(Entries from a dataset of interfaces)
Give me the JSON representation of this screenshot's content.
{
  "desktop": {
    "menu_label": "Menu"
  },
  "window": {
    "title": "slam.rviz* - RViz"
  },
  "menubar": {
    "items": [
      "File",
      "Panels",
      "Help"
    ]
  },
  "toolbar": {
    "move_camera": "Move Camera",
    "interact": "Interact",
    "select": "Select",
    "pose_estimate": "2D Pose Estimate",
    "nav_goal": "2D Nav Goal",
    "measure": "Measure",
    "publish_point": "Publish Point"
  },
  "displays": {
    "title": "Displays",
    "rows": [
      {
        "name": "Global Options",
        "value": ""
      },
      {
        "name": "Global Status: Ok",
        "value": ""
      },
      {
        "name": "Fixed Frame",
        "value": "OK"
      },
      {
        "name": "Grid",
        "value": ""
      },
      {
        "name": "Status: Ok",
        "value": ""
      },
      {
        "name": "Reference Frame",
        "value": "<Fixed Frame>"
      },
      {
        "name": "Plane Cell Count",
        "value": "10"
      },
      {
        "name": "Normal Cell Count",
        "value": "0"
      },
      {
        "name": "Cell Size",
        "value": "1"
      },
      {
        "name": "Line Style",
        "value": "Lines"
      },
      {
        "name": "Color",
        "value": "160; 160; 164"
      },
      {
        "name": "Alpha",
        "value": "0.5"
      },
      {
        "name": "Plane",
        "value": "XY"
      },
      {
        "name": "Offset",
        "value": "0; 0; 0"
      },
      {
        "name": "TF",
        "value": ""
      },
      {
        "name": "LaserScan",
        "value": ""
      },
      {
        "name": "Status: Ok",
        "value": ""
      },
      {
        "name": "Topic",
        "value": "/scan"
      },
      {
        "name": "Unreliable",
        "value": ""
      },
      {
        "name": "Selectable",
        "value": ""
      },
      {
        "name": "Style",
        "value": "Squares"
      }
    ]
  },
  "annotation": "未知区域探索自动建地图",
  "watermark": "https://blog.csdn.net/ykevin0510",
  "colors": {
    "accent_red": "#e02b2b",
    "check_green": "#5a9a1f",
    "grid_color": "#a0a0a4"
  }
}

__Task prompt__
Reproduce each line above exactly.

__Response to this exercise__
Give me the JSON representation of this screenshot's content.
{
  "desktop": {
    "menu_label": "Menu"
  },
  "window": {
    "title": "slam.rviz* - RViz"
  },
  "menubar": {
    "items": [
      "File",
      "Panels",
      "Help"
    ]
  },
  "toolbar": {
    "move_camera": "Move Camera",
    "interact": "Interact",
    "select": "Select",
    "pose_estimate": "2D Pose Estimate",
    "nav_goal": "2D Nav Goal",
    "measure": "Measure",
    "publish_point": "Publish Point"
  },
  "displays": {
    "title": "Displays",
    "rows": [
      {
        "name": "Global Options",
        "value": ""
      },
      {
        "name": "Global Status: Ok",
        "value": ""
      },
      {
        "name": "Fixed Frame",
        "value": "OK"
      },
      {
        "name": "Grid",
        "value": ""
      },
      {
        "name": "Status: Ok",
        "value": ""
      },
      {
        "name": "Reference Frame",
        "value": "<Fixed Frame>"
      },
      {
        "name": "Plane Cell Count",
        "value": "10"
      },
      {
        "name": "Normal Cell Count",
        "value": "0"
      },
      {
        "name": "Cell Size",
        "value": "1"
      },
      {
        "name": "Line Style",
        "value": "Lines"
      },
      {
        "name": "Color",
        "value": "160; 160; 164"
      },
      {
        "name": "Alpha",
        "value": "0.5"
      },
      {
        "name": "Plane",
        "value": "XY"
      },
      {
        "name": "Offset",
        "value": "0; 0; 0"
      },
      {
        "name": "TF",
        "value": ""
      },
      {
        "name": "LaserScan",
        "value": ""
      },
      {
        "name": "Status: Ok",
        "value": ""
      },
      {
        "name": "Topic",
        "value": "/scan"
      },
      {
        "name": "Unreliable",
        "value": ""
      },
      {
        "name": "Selectable",
        "value": ""
      },
      {
        "name": "Style",
        "value": "Squares"
      }
    ]
  },
  "annotation": "未知区域探索自动建地图",
  "watermark": "https://blog.csdn.net/ykevin0510",
  "colors": {
    "accent_red": "#e02b2b",
    "check_green": "#5a9a1f",
    "grid_color": "#a0a0a4"
  }
}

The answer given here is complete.